This is the first time the US will use a spacecraft to test green propellant technology.
Ball is leading an industry and government team that will develop and fly the GPIM to demonstrate a high-performance, non-toxic fuel alternative to conventional hydrazine. This will bridge the gap between characterizing the functionality of an integrated propulsion system, and the technology development needed for eventual use of green propellant in space, the company says.
The milestone is significant because the 22 Newton thruster will fire simultaneously along with four smaller 1N thrusters to initiate orbit inclination changes and altitude changes. It is also critical for GPIM’s eventual de-orbit upon mission completion.
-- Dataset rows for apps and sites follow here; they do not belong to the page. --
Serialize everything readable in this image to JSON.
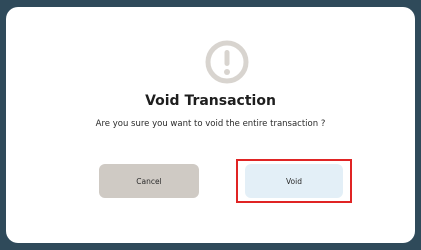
{
  "dialog": {
    "icon": "exclamation-circle-icon",
    "title": "Void Transaction",
    "message": "Are you sure you want to void the entire transaction ?",
    "cancel_label": "Cancel",
    "void_label": "Void"
  },
  "colors": {
    "backdrop": "#2f4a5a",
    "icon": "#d8d4cf",
    "cancel_button": "#cfcac4",
    "void_button": "#e3eff7",
    "highlight_border": "#e02424"
  }
}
The mission propellant, a Hydroxyl Ammonium Nitrate (HAN) fuel/oxidizer blend, or AF-M315E, has about a 50 percent better performance when compared to traditional hydrazine, Ball says. Green fuel alternatives also reduce environmental impact and operational hazards, improve launch processing capabilities, increase payload capacity, enhance spacecraft maneuverability and make longer duration missions possible, according to the company.
The green propulsion system will fly aboard a Ball Configurable Platform (BCP) 100 spacecraft bus.
As the prime contractor and principal investigator, Ball is collaborating with a team of co-investigators from Aerojet Rocketdyne, NASA Glenn Research Center, NASA Kennedy Space Center and the US Air Force Research Laboratory at Edwards Air Force Base, with additional mission support from the US Air Force Space and Missile Systems Center at Kirkland Air Force Base.
In April, Ball ranked among Corporate Responsibility Magazine’s 2013 Best 100 Corporate Citizens. The annual list is based on an assessment of publicly available information in seven key categories including climate change.
The company has reduced its Climate Intensity Index (CII) by 4.8 percent, compared to a 2010 baseline, moving the company closer toward its 2015 greenhouse gas emission reduction goal of 10 percent, according to Ball’s updated sustainability data published in May.